- An initial $50 million transfer out of the state’s $2.3 billion daily deposits with a global bank is a worthwhile investment in New Mexico. Using the state’s money to make more money is smart government.
- The State Bank would be regulated by the same state and federal laws that community banks abide by. The state bank would abide by the same FDIC rules that every other bank in the nation does.
A Public bank does:
- Enhance our resiliency.
- Build on our small business growth.
- Provide more equitable access to funds.
- Give people opportunity.
- Raise funds without raising taxes.
- Allow new, innovative, lending programs.
- Provide Smart Government for New Mexico.
This is a “yes and” proposal. While there are several state agencies that already provide funds, the Public Bank will both expand and complement what they do to help grow business and employ more New Mexicans with new and innovative programs they cannot offer.

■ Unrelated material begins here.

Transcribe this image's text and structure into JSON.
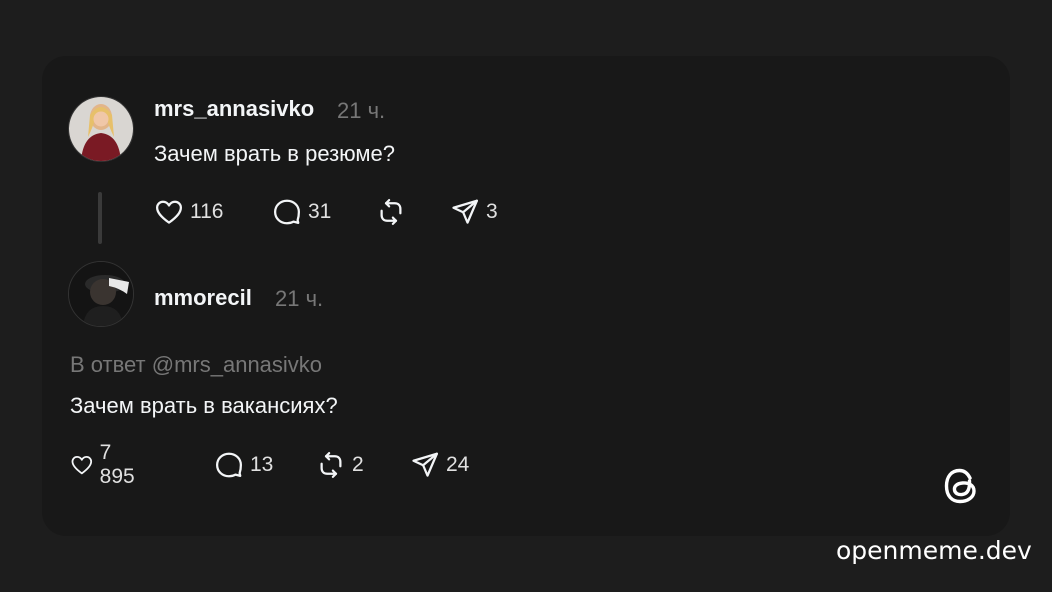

A State Public Bank will bring increased focus, efficiency and effectiveness to the state’s finance system.
|Product or Service||Offered by a State Bank||Offered by State Agency||Offered by NM Community|

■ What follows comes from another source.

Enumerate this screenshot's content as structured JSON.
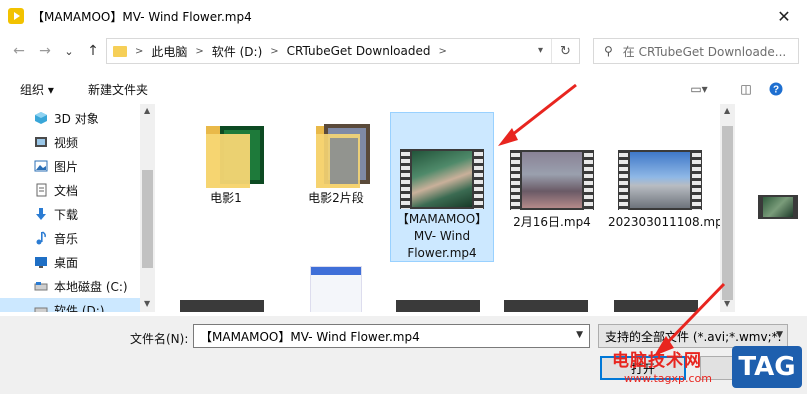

|Accepts Deposits||Only accepts deposits from State Treasurer||Yes (STO)||Yes|
|Processes Withdrawals||No (doesn’t compete with community banks)||Yes (STO)||Yes|
|Cash Management Services||No (doesn’t compete with community banks)||Yes (STO, SIC)||Yes|
|Issues & Sells Tax Exempt Bonds||Possible to take out bonds to invest in state projects||Yes (NMFA, NMHELC)||No|
|Offers Small Business Loans||Underwrites and supports banks and credit unions||Yes (NMFA, NMHELC, NMSBIC, SIC)||Yes|
|Provides Equity Financing|
(Directly or Indirectly)
|Leverages funds 8 to 10 times through access to Federal Reserve||Yes (NMEDD, NMFA, NMHELC, NMSBIC, SIC)||Yes|
|Offers Commercial Real Estate Loans (Directly or Indirectly)||Possible in the future||Yes (NMEDD, NMFA, NMSBIC, SIC)||Yes|
|Offers Mortgage Loans||Possible in the future||Yes (NMMFA)||Yes|
|Offers Tax Credit Incentive Loans||Possible in the future||Yes (NMFA)||No|
|Pays Taxes on Income/Earnings||Returns money to the bank operating fund for more loans||No||Yes|
|Helps State Agencies Achieve Financial & Socio-Economic Goals||This is the mission of a state bank||They can use the bank to increase their capacity||Sometimes|
Senator Wirth Testifying on the Senate Floor
On the ETA (One Minute)
In solidarity and hope,
Paul and Roxanne (4 days)
Categories: Local-State Government & Legislation